On 2021 Oct 02, at 12:09 , Gordon Kubanek wrote:
Not really new info, just more details.
From: ‘John Hollins’
Date: 2021-10-02 12:31
Paul Beckworth gave a very good CACOR Zoom talk on the jet stream on July 28: Abrupt Climate System Change Mayhem. Paul will be attending COP26 and is scheduled to speak to CACOR again on December 8.
On Sat, Oct 2, 2021 at 1:38 PM
From: Art Hunter
Bill will remember the days in the late 60s when I was flying C-130s to/from Europe in support of UN and NATO missions and the jet stream was more settled. We would use the 100 Nautical Mile per hour winds at about 25,000 ft. as a push to get us to Europe faster. Upon return, when heading west we did everything we could to avoid it slowing us down.

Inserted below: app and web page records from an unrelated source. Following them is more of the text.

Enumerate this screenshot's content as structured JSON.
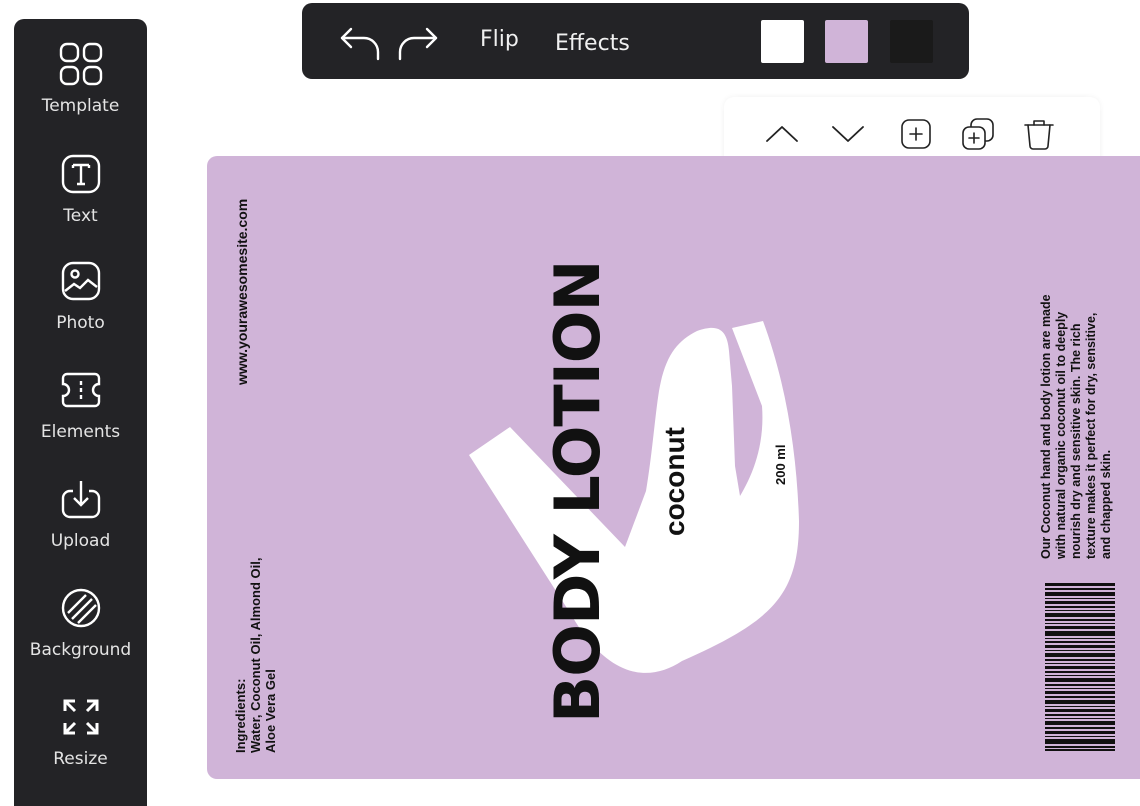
{
  "sidebar": {
    "items": [
      {
        "label": "Template",
        "icon": "template-icon"
      },
      {
        "label": "Text",
        "icon": "text-icon"
      },
      {
        "label": "Photo",
        "icon": "photo-icon"
      },
      {
        "label": "Elements",
        "icon": "elements-icon"
      },
      {
        "label": "Upload",
        "icon": "upload-icon"
      },
      {
        "label": "Background",
        "icon": "background-icon"
      },
      {
        "label": "Resize",
        "icon": "resize-icon"
      }
    ]
  },
  "toolbar": {
    "undo_icon": "undo-icon",
    "redo_icon": "redo-icon",
    "flip_label": "Flip",
    "effects_label": "Effects",
    "swatches": [
      {
        "name": "white",
        "color": "#ffffff"
      },
      {
        "name": "lavender",
        "color": "#d0b4d8"
      },
      {
        "name": "black",
        "color": "#1a1a1a"
      }
    ]
  },
  "element_tools": {
    "icons": [
      "move-up-icon",
      "move-down-icon",
      "add-icon",
      "duplicate-icon",
      "delete-icon"
    ]
  },
  "label": {
    "background_color": "#d0b4d8",
    "website": "www.yourawesomesite.com",
    "ingredients_title": "Ingredients:",
    "ingredients_line1": "Water, Coconut Oil, Almond Oil,",
    "ingredients_line2": "Aloe Vera Gel",
    "title": "BODY LOTION",
    "subtitle": "coconut",
    "volume": "200 ml",
    "description_lines": [
      "Our Coconut hand and body lotion are made",
      "with natural organic coconut oil to deeply",
      "nourish dry and sensitive skin. The rich",
      "texture makes it perfect for dry, sensitive,",
      "and chapped skin."
    ]
  }
}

The meanderings were happening then but nothing like it is now. What aviators know is that the meanders are not only north and south but also in altitude. It is like a 3 dimensional snake wiggling it’s way east. Even inside the Jetstream there are speed variations and we would make real-time course corrections to aid progress or to totally avoid the Jetstream.
Bill, any comment?
From: Bill Pugsley
Sent: October 2, 2021 10:37 PM
You describe it well- I’ve briefed north Atlantic flights both civilian airlines at Dorval/Montreal and later with VIP RCAF flights from Uplands/Ottawa and we used to have 5 options to present and calculate head and tail winds from Ottawa/Montreal to Europe- the northern one touched the southern tip of Greenland, the southern most went through the Azores. The briefers would calculate wind components prior to each flight (from maps produced by computer for 20K ft and 30-35K ft) to give the pilot and navigator a choice of route
I haven’t been able to follow the latest twists and turns of the jet stream month by month or year by year but IMHO the significant thing will come when the jet streams (and the storm tracks they control) move a little farther north in response to the arctic warming- and that is when we’ll see more frequent warm spells and droughts in southern Canada. The omega blocks and north south meanderings of the jet stream are normal things although the media seem to make a big deal about them individually
On Oct 5, 2021, at 16:30,
From: David Dougherty
One can now find the current path of the northern jet at any time.
This was taken just now. Perhaps it was once easy to plot a course with advantageous winds. These days, though the data are far better, the winds are much more chaotic. Often, they are going north and south at some points rather than to the east.